Partial sodiation induced laminate structure and high cycling stability of black phosphorous for sodium-ion batteries†

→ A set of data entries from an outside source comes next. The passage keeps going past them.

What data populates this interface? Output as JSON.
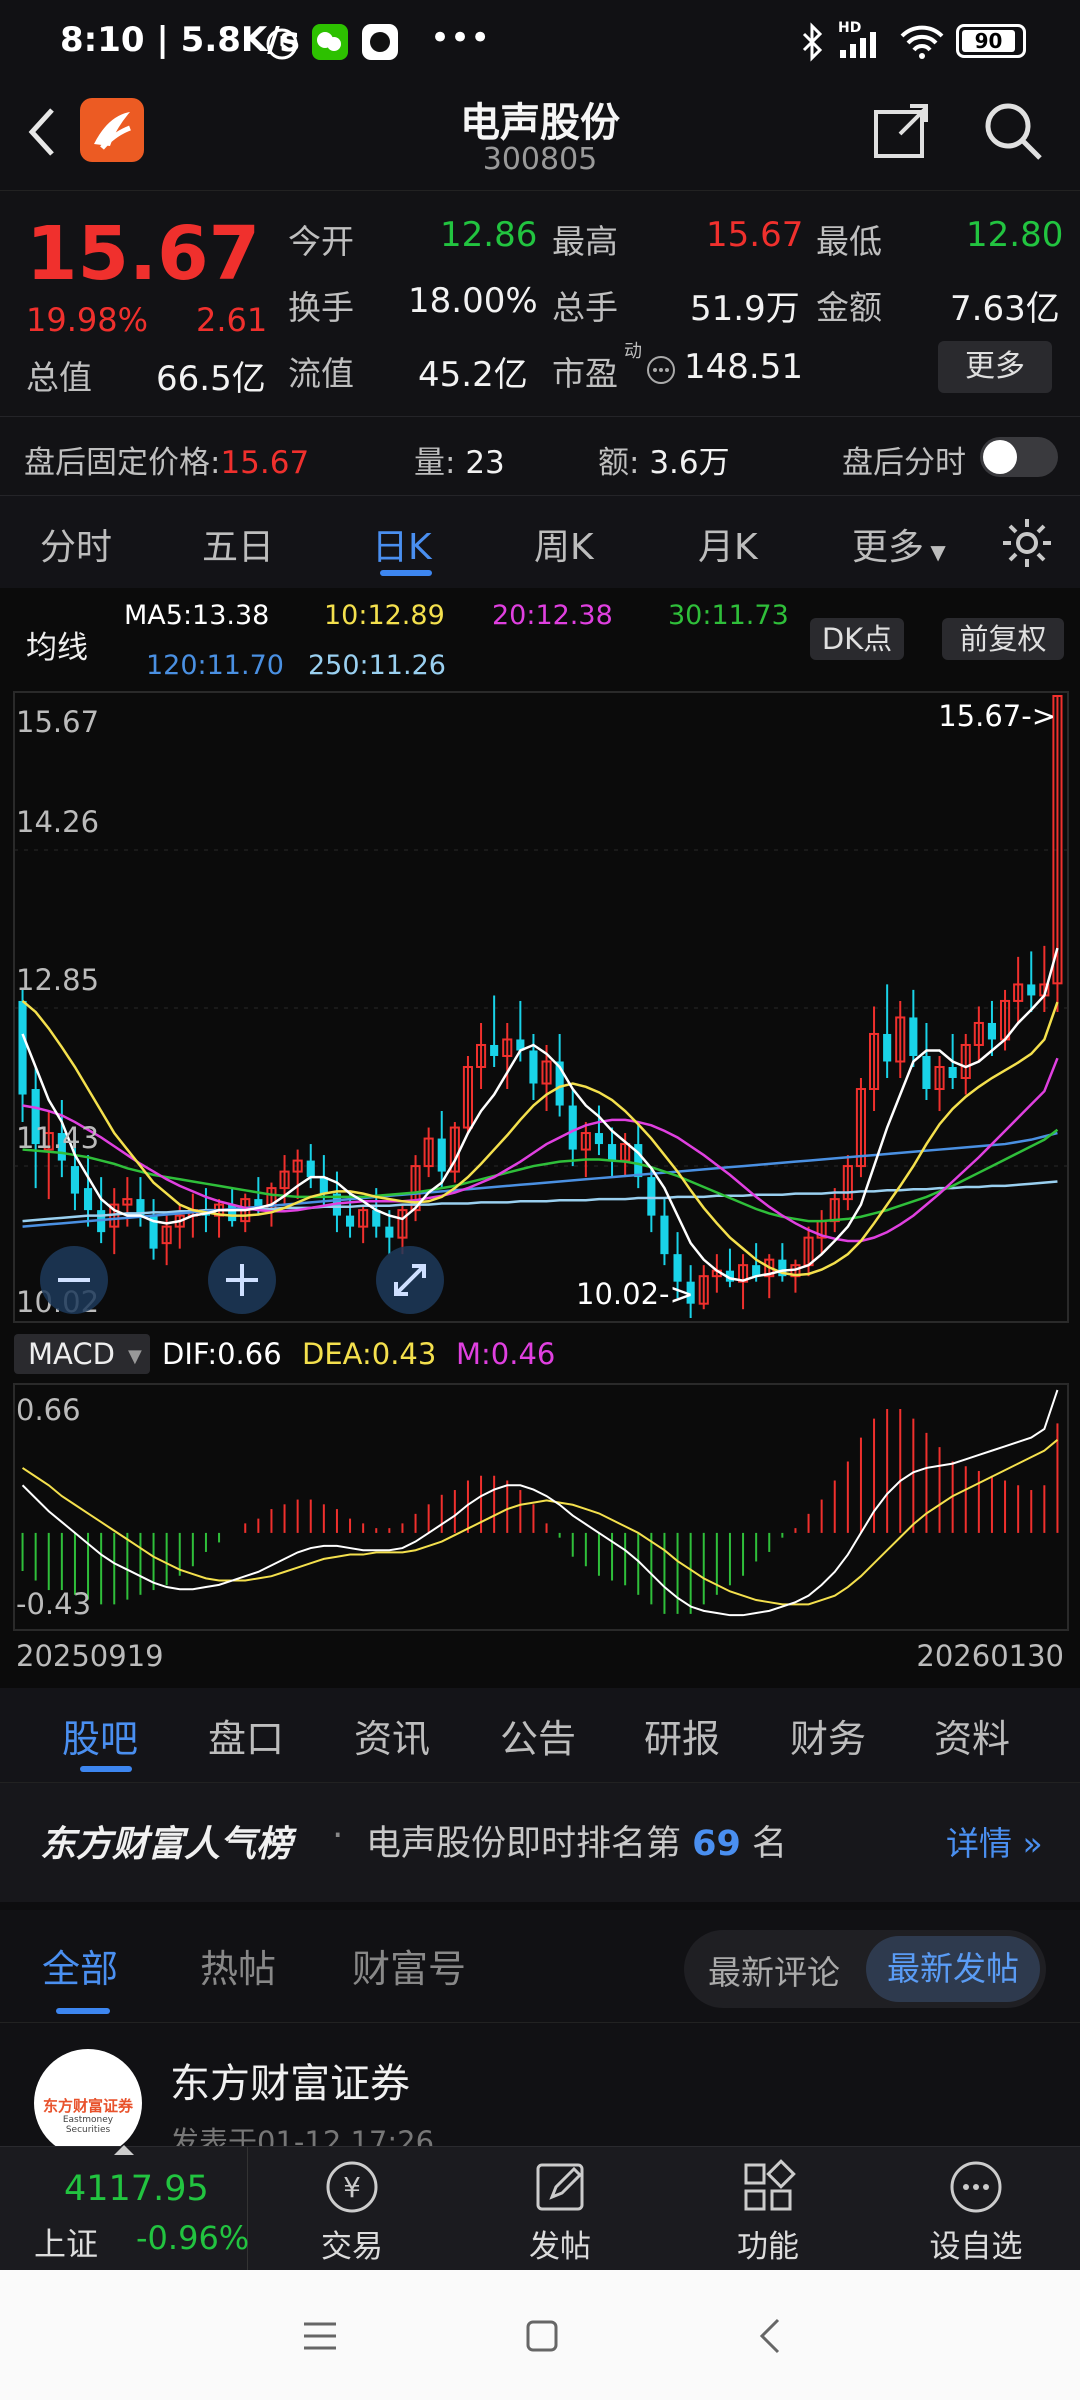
{
  "status_bar": {
    "time": "8:10",
    "speed": "5.8K/s",
    "battery": "90",
    "hd": "HD"
  },
  "header": {
    "title": "电声股份",
    "code": "300805"
  },
  "quote": {
    "price": "15.67",
    "change_pct": "19.98%",
    "change_amt": "2.61",
    "open_label": "今开",
    "open": "12.86",
    "high_label": "最高",
    "high": "15.67",
    "low_label": "最低",
    "low": "12.80",
    "turnover_label": "换手",
    "turnover": "18.00%",
    "volume_label": "总手",
    "volume": "51.9万",
    "amount_label": "金额",
    "amount": "7.63亿",
    "mktcap_label": "总值",
    "mktcap": "66.5亿",
    "float_label": "流值",
    "float": "45.2亿",
    "pe_label": "市盈",
    "pe_sup": "动",
    "pe": "148.51",
    "more_label": "更多"
  },
  "after_hours": {
    "price_label": "盘后固定价格:",
    "price": "15.67",
    "vol_label": "量:",
    "vol": "23",
    "amt_label": "额:",
    "amt": "3.6万",
    "timeshare_label": "盘后分时"
  },
  "kline_tabs": [
    "分时",
    "五日",
    "日K",
    "周K",
    "月K",
    "更多"
  ],
  "ma": {
    "title": "均线",
    "ma5": "MA5:13.38",
    "ma10": "10:12.89",
    "ma20": "20:12.38",
    "ma30": "30:11.73",
    "ma120": "120:11.70",
    "ma250": "250:11.26",
    "dk_label": "DK点",
    "adjust_label": "前复权"
  },
  "chart": {
    "y_max": "15.67",
    "y_2": "14.26",
    "y_3": "12.85",
    "y_4": "11.43",
    "y_min": "10.02",
    "hi_marker": "15.67->",
    "lo_marker": "10.02->"
  },
  "macd": {
    "selector": "MACD",
    "dif": "DIF:0.66",
    "dea": "DEA:0.43",
    "m": "M:0.46",
    "y_max": "0.66",
    "y_min": "-0.43",
    "date_start": "20250919",
    "date_end": "20260130"
  },
  "colors": {
    "up": "#f0302d",
    "down": "#19d3e8",
    "ma5": "#ffffff",
    "ma10": "#f4e04d",
    "ma20": "#e040e0",
    "ma30": "#2fbf3a",
    "ma120": "#4a90e2",
    "ma250": "#9ad0f0",
    "accent": "#3d86f0"
  },
  "chart_data": {
    "type": "candlestick",
    "y_range": [
      10.02,
      15.67
    ],
    "macd_range": [
      -0.43,
      0.66
    ],
    "candles": [
      [
        12.9,
        13.0,
        11.8,
        12.05
      ],
      [
        12.1,
        12.3,
        11.2,
        11.6
      ],
      [
        11.55,
        11.9,
        11.1,
        11.7
      ],
      [
        11.7,
        12.0,
        11.3,
        11.45
      ],
      [
        11.4,
        11.7,
        11.0,
        11.15
      ],
      [
        11.2,
        11.5,
        10.85,
        11.0
      ],
      [
        11.0,
        11.3,
        10.7,
        10.8
      ],
      [
        10.85,
        11.2,
        10.6,
        11.05
      ],
      [
        11.05,
        11.3,
        10.85,
        11.1
      ],
      [
        11.1,
        11.3,
        10.85,
        10.95
      ],
      [
        10.95,
        11.1,
        10.55,
        10.65
      ],
      [
        10.7,
        10.95,
        10.5,
        10.85
      ],
      [
        10.85,
        11.05,
        10.65,
        10.95
      ],
      [
        10.95,
        11.15,
        10.75,
        11.0
      ],
      [
        11.0,
        11.2,
        10.8,
        10.95
      ],
      [
        10.95,
        11.1,
        10.75,
        11.05
      ],
      [
        11.05,
        11.2,
        10.85,
        10.9
      ],
      [
        10.9,
        11.15,
        10.8,
        11.1
      ],
      [
        11.1,
        11.3,
        10.95,
        11.0
      ],
      [
        11.0,
        11.25,
        10.85,
        11.2
      ],
      [
        11.2,
        11.5,
        11.05,
        11.35
      ],
      [
        11.35,
        11.55,
        11.1,
        11.45
      ],
      [
        11.45,
        11.6,
        11.2,
        11.3
      ],
      [
        11.3,
        11.5,
        11.05,
        11.15
      ],
      [
        11.15,
        11.35,
        10.8,
        10.95
      ],
      [
        10.95,
        11.15,
        10.75,
        10.85
      ],
      [
        10.85,
        11.05,
        10.7,
        11.0
      ],
      [
        11.0,
        11.2,
        10.75,
        10.85
      ],
      [
        10.85,
        11.0,
        10.6,
        10.75
      ],
      [
        10.75,
        11.05,
        10.6,
        11.0
      ],
      [
        11.0,
        11.5,
        10.9,
        11.4
      ],
      [
        11.4,
        11.75,
        11.3,
        11.65
      ],
      [
        11.65,
        11.9,
        11.2,
        11.35
      ],
      [
        11.35,
        11.8,
        11.25,
        11.75
      ],
      [
        11.75,
        12.4,
        11.7,
        12.3
      ],
      [
        12.3,
        12.7,
        12.1,
        12.5
      ],
      [
        12.5,
        12.95,
        12.3,
        12.4
      ],
      [
        12.4,
        12.7,
        12.1,
        12.55
      ],
      [
        12.55,
        12.9,
        12.35,
        12.45
      ],
      [
        12.45,
        12.6,
        12.0,
        12.15
      ],
      [
        12.15,
        12.5,
        11.9,
        12.35
      ],
      [
        12.35,
        12.6,
        11.85,
        11.95
      ],
      [
        11.95,
        12.1,
        11.4,
        11.55
      ],
      [
        11.55,
        11.8,
        11.3,
        11.7
      ],
      [
        11.7,
        11.95,
        11.5,
        11.6
      ],
      [
        11.6,
        11.75,
        11.3,
        11.45
      ],
      [
        11.45,
        11.7,
        11.3,
        11.6
      ],
      [
        11.6,
        11.8,
        11.2,
        11.3
      ],
      [
        11.3,
        11.4,
        10.8,
        10.95
      ],
      [
        10.95,
        11.1,
        10.5,
        10.6
      ],
      [
        10.6,
        10.8,
        10.2,
        10.35
      ],
      [
        10.35,
        10.5,
        10.02,
        10.15
      ],
      [
        10.15,
        10.5,
        10.1,
        10.4
      ],
      [
        10.4,
        10.6,
        10.25,
        10.45
      ],
      [
        10.45,
        10.65,
        10.3,
        10.35
      ],
      [
        10.35,
        10.6,
        10.1,
        10.5
      ],
      [
        10.5,
        10.7,
        10.35,
        10.4
      ],
      [
        10.4,
        10.6,
        10.2,
        10.55
      ],
      [
        10.55,
        10.7,
        10.35,
        10.4
      ],
      [
        10.4,
        10.55,
        10.25,
        10.5
      ],
      [
        10.5,
        10.85,
        10.4,
        10.75
      ],
      [
        10.75,
        11.0,
        10.6,
        10.9
      ],
      [
        10.9,
        11.2,
        10.8,
        11.1
      ],
      [
        11.1,
        11.5,
        11.0,
        11.4
      ],
      [
        11.4,
        12.2,
        11.3,
        12.1
      ],
      [
        12.1,
        12.85,
        11.9,
        12.6
      ],
      [
        12.6,
        13.05,
        12.2,
        12.35
      ],
      [
        12.35,
        12.9,
        12.2,
        12.75
      ],
      [
        12.75,
        13.0,
        12.3,
        12.4
      ],
      [
        12.4,
        12.7,
        12.0,
        12.1
      ],
      [
        12.1,
        12.4,
        11.9,
        12.3
      ],
      [
        12.3,
        12.6,
        12.1,
        12.2
      ],
      [
        12.2,
        12.6,
        12.05,
        12.5
      ],
      [
        12.5,
        12.85,
        12.35,
        12.7
      ],
      [
        12.7,
        12.9,
        12.4,
        12.55
      ],
      [
        12.55,
        13.0,
        12.45,
        12.9
      ],
      [
        12.9,
        13.3,
        12.7,
        13.05
      ],
      [
        13.05,
        13.35,
        12.8,
        12.95
      ],
      [
        12.95,
        13.4,
        12.8,
        13.05
      ],
      [
        13.06,
        15.67,
        12.8,
        15.67
      ]
    ],
    "ma5": [
      12.6,
      12.3,
      12.0,
      11.8,
      11.5,
      11.3,
      11.1,
      11.0,
      10.95,
      10.95,
      10.9,
      10.88,
      10.9,
      10.95,
      10.97,
      11.0,
      11.0,
      11.0,
      11.02,
      11.05,
      11.13,
      11.22,
      11.3,
      11.3,
      11.25,
      11.15,
      11.08,
      11.0,
      10.95,
      10.92,
      11.02,
      11.16,
      11.25,
      11.45,
      11.7,
      11.9,
      12.05,
      12.25,
      12.45,
      12.5,
      12.42,
      12.3,
      12.1,
      11.95,
      11.85,
      11.72,
      11.62,
      11.52,
      11.38,
      11.2,
      10.95,
      10.7,
      10.55,
      10.45,
      10.38,
      10.36,
      10.4,
      10.42,
      10.45,
      10.46,
      10.5,
      10.6,
      10.72,
      10.85,
      11.05,
      11.4,
      11.75,
      12.05,
      12.35,
      12.45,
      12.45,
      12.35,
      12.3,
      12.35,
      12.45,
      12.55,
      12.7,
      12.82,
      12.95,
      13.38
    ],
    "ma10": [
      12.9,
      12.8,
      12.65,
      12.48,
      12.3,
      12.1,
      11.9,
      11.7,
      11.55,
      11.4,
      11.25,
      11.15,
      11.05,
      11.0,
      10.98,
      10.96,
      10.95,
      10.95,
      10.96,
      10.98,
      11.02,
      11.07,
      11.12,
      11.15,
      11.17,
      11.17,
      11.15,
      11.12,
      11.1,
      11.08,
      11.07,
      11.08,
      11.12,
      11.2,
      11.3,
      11.42,
      11.55,
      11.68,
      11.82,
      11.95,
      12.05,
      12.12,
      12.15,
      12.12,
      12.07,
      12.0,
      11.9,
      11.78,
      11.65,
      11.5,
      11.35,
      11.18,
      11.02,
      10.88,
      10.75,
      10.65,
      10.55,
      10.48,
      10.43,
      10.41,
      10.42,
      10.46,
      10.52,
      10.6,
      10.72,
      10.88,
      11.05,
      11.22,
      11.4,
      11.6,
      11.78,
      11.92,
      12.03,
      12.12,
      12.2,
      12.27,
      12.34,
      12.42,
      12.55,
      12.89
    ],
    "ma20": [
      11.95,
      11.93,
      11.9,
      11.86,
      11.8,
      11.73,
      11.66,
      11.58,
      11.5,
      11.42,
      11.35,
      11.28,
      11.22,
      11.17,
      11.12,
      11.08,
      11.05,
      11.02,
      11.0,
      10.99,
      10.99,
      11.0,
      11.02,
      11.04,
      11.06,
      11.07,
      11.08,
      11.08,
      11.08,
      11.08,
      11.09,
      11.11,
      11.13,
      11.16,
      11.2,
      11.25,
      11.3,
      11.37,
      11.44,
      11.52,
      11.6,
      11.66,
      11.72,
      11.77,
      11.8,
      11.82,
      11.82,
      11.8,
      11.77,
      11.72,
      11.66,
      11.58,
      11.5,
      11.41,
      11.32,
      11.22,
      11.12,
      11.03,
      10.95,
      10.88,
      10.82,
      10.77,
      10.74,
      10.72,
      10.72,
      10.75,
      10.8,
      10.87,
      10.95,
      11.05,
      11.15,
      11.26,
      11.37,
      11.48,
      11.6,
      11.72,
      11.84,
      11.96,
      12.08,
      12.38
    ],
    "ma30": [
      11.55,
      11.54,
      11.53,
      11.52,
      11.5,
      11.48,
      11.45,
      11.42,
      11.38,
      11.35,
      11.32,
      11.3,
      11.28,
      11.26,
      11.24,
      11.22,
      11.2,
      11.18,
      11.16,
      11.14,
      11.13,
      11.12,
      11.12,
      11.12,
      11.12,
      11.12,
      11.12,
      11.13,
      11.14,
      11.15,
      11.16,
      11.18,
      11.2,
      11.22,
      11.25,
      11.28,
      11.31,
      11.34,
      11.37,
      11.4,
      11.42,
      11.44,
      11.45,
      11.46,
      11.46,
      11.45,
      11.44,
      11.42,
      11.39,
      11.35,
      11.31,
      11.26,
      11.21,
      11.16,
      11.11,
      11.06,
      11.01,
      10.97,
      10.94,
      10.92,
      10.9,
      10.9,
      10.91,
      10.92,
      10.94,
      10.97,
      11.0,
      11.04,
      11.08,
      11.12,
      11.17,
      11.22,
      11.28,
      11.34,
      11.4,
      11.46,
      11.52,
      11.58,
      11.64,
      11.73
    ],
    "ma120": [
      10.85,
      10.86,
      10.87,
      10.88,
      10.89,
      10.9,
      10.91,
      10.92,
      10.93,
      10.94,
      10.95,
      10.96,
      10.97,
      10.98,
      10.99,
      11.0,
      11.01,
      11.02,
      11.03,
      11.04,
      11.05,
      11.06,
      11.07,
      11.08,
      11.09,
      11.1,
      11.11,
      11.12,
      11.13,
      11.14,
      11.15,
      11.16,
      11.17,
      11.18,
      11.19,
      11.2,
      11.21,
      11.22,
      11.23,
      11.24,
      11.25,
      11.26,
      11.27,
      11.28,
      11.29,
      11.3,
      11.31,
      11.32,
      11.33,
      11.34,
      11.35,
      11.36,
      11.37,
      11.38,
      11.39,
      11.4,
      11.41,
      11.42,
      11.43,
      11.44,
      11.45,
      11.46,
      11.47,
      11.48,
      11.49,
      11.5,
      11.51,
      11.52,
      11.53,
      11.54,
      11.55,
      11.56,
      11.57,
      11.58,
      11.59,
      11.6,
      11.62,
      11.64,
      11.67,
      11.7
    ],
    "ma250": [
      10.9,
      10.91,
      10.92,
      10.93,
      10.94,
      10.95,
      10.95,
      10.96,
      10.97,
      10.97,
      10.98,
      10.98,
      10.99,
      10.99,
      11.0,
      11.0,
      11.0,
      11.01,
      11.01,
      11.01,
      11.02,
      11.02,
      11.02,
      11.03,
      11.03,
      11.03,
      11.04,
      11.04,
      11.04,
      11.05,
      11.05,
      11.05,
      11.06,
      11.06,
      11.06,
      11.07,
      11.07,
      11.07,
      11.08,
      11.08,
      11.08,
      11.09,
      11.09,
      11.09,
      11.1,
      11.1,
      11.1,
      11.11,
      11.11,
      11.11,
      11.12,
      11.12,
      11.12,
      11.13,
      11.13,
      11.13,
      11.14,
      11.14,
      11.14,
      11.15,
      11.15,
      11.15,
      11.16,
      11.16,
      11.17,
      11.17,
      11.18,
      11.18,
      11.19,
      11.19,
      11.2,
      11.2,
      11.21,
      11.21,
      11.22,
      11.22,
      11.23,
      11.24,
      11.25,
      11.26
    ],
    "dif": [
      0.22,
      0.16,
      0.1,
      0.05,
      0.0,
      -0.05,
      -0.1,
      -0.14,
      -0.17,
      -0.2,
      -0.23,
      -0.25,
      -0.26,
      -0.26,
      -0.25,
      -0.24,
      -0.22,
      -0.2,
      -0.18,
      -0.15,
      -0.12,
      -0.09,
      -0.07,
      -0.06,
      -0.06,
      -0.07,
      -0.08,
      -0.08,
      -0.08,
      -0.07,
      -0.04,
      0.0,
      0.04,
      0.08,
      0.13,
      0.17,
      0.2,
      0.22,
      0.22,
      0.2,
      0.17,
      0.13,
      0.08,
      0.04,
      0.0,
      -0.04,
      -0.08,
      -0.13,
      -0.19,
      -0.25,
      -0.3,
      -0.34,
      -0.36,
      -0.37,
      -0.38,
      -0.38,
      -0.37,
      -0.36,
      -0.34,
      -0.32,
      -0.29,
      -0.24,
      -0.18,
      -0.1,
      0.0,
      0.1,
      0.18,
      0.24,
      0.28,
      0.3,
      0.31,
      0.32,
      0.34,
      0.36,
      0.38,
      0.4,
      0.42,
      0.44,
      0.48,
      0.66
    ],
    "dea": [
      0.3,
      0.26,
      0.22,
      0.17,
      0.13,
      0.09,
      0.05,
      0.01,
      -0.03,
      -0.07,
      -0.11,
      -0.14,
      -0.17,
      -0.19,
      -0.21,
      -0.22,
      -0.22,
      -0.22,
      -0.21,
      -0.2,
      -0.18,
      -0.16,
      -0.14,
      -0.12,
      -0.11,
      -0.1,
      -0.1,
      -0.09,
      -0.09,
      -0.09,
      -0.08,
      -0.06,
      -0.04,
      -0.01,
      0.02,
      0.05,
      0.08,
      0.11,
      0.13,
      0.14,
      0.15,
      0.14,
      0.13,
      0.11,
      0.09,
      0.06,
      0.03,
      0.0,
      -0.04,
      -0.08,
      -0.13,
      -0.17,
      -0.21,
      -0.24,
      -0.27,
      -0.29,
      -0.31,
      -0.32,
      -0.33,
      -0.33,
      -0.33,
      -0.31,
      -0.29,
      -0.25,
      -0.2,
      -0.14,
      -0.08,
      -0.02,
      0.04,
      0.09,
      0.13,
      0.17,
      0.2,
      0.23,
      0.26,
      0.29,
      0.32,
      0.35,
      0.38,
      0.43
    ]
  },
  "bottom_tabs": [
    "股吧",
    "盘口",
    "资讯",
    "公告",
    "研报",
    "财务",
    "资料"
  ],
  "rank": {
    "brand": "东方财富人气榜",
    "text": "电声股份即时排名第",
    "rank": "69",
    "suffix": "名",
    "detail": "详情"
  },
  "filter": {
    "tabs": [
      "全部",
      "热帖",
      "财富号"
    ],
    "sort_latest_comment": "最新评论",
    "sort_latest_post": "最新发帖"
  },
  "post": {
    "author": "东方财富证券",
    "time": "发表于01-12 17:26",
    "avatar_text": "东方财富证券",
    "avatar_sub": "Eastmoney Securities"
  },
  "dock": {
    "index_value": "4117.95",
    "index_name": "上证",
    "index_change": "-0.96%",
    "trade": "交易",
    "post": "发帖",
    "func": "功能",
    "watch": "设自选"
  }
}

Black phosphorus (BP) is a promising anode material for sodium ion batteries (SIBs) due to its extremely high theoretical capacity. However, the large volume change and breaking of the layered structure result in rapid capacity decay during cycling. Herein, our in situ transmission electron microscopy (TEM) study reveals the highly anisotropic Na diffusion and the formation of alternating layered and amorphous lamellas in BP nanosheets with small volume expansion induced by partial sodiation. Inspired by these results, we investigate systematically the cyclability of BP at controlled discharge capacities using half-cell SIBs, expecting to achieve good cyclability by sacrificing some of the capacity and preserving the layered structure of BP. Our results show that the cycling stability of BP is obviously improved by controlling the capacity appropriately. When the discharge capacity is limited at 400 mA h g−1, the half-cell can sustain more than 100 cycles with an active material mass loading of ∼2 mg cm−2, which is at least 4 times longer than when the capacity is limited at 600 mA h g−1 or above. The in situ TEM and electrochemical tests indicate that maintaining the layered structure by controlling the capacity is key to improve the cyclability of BP as an anode in SIBs.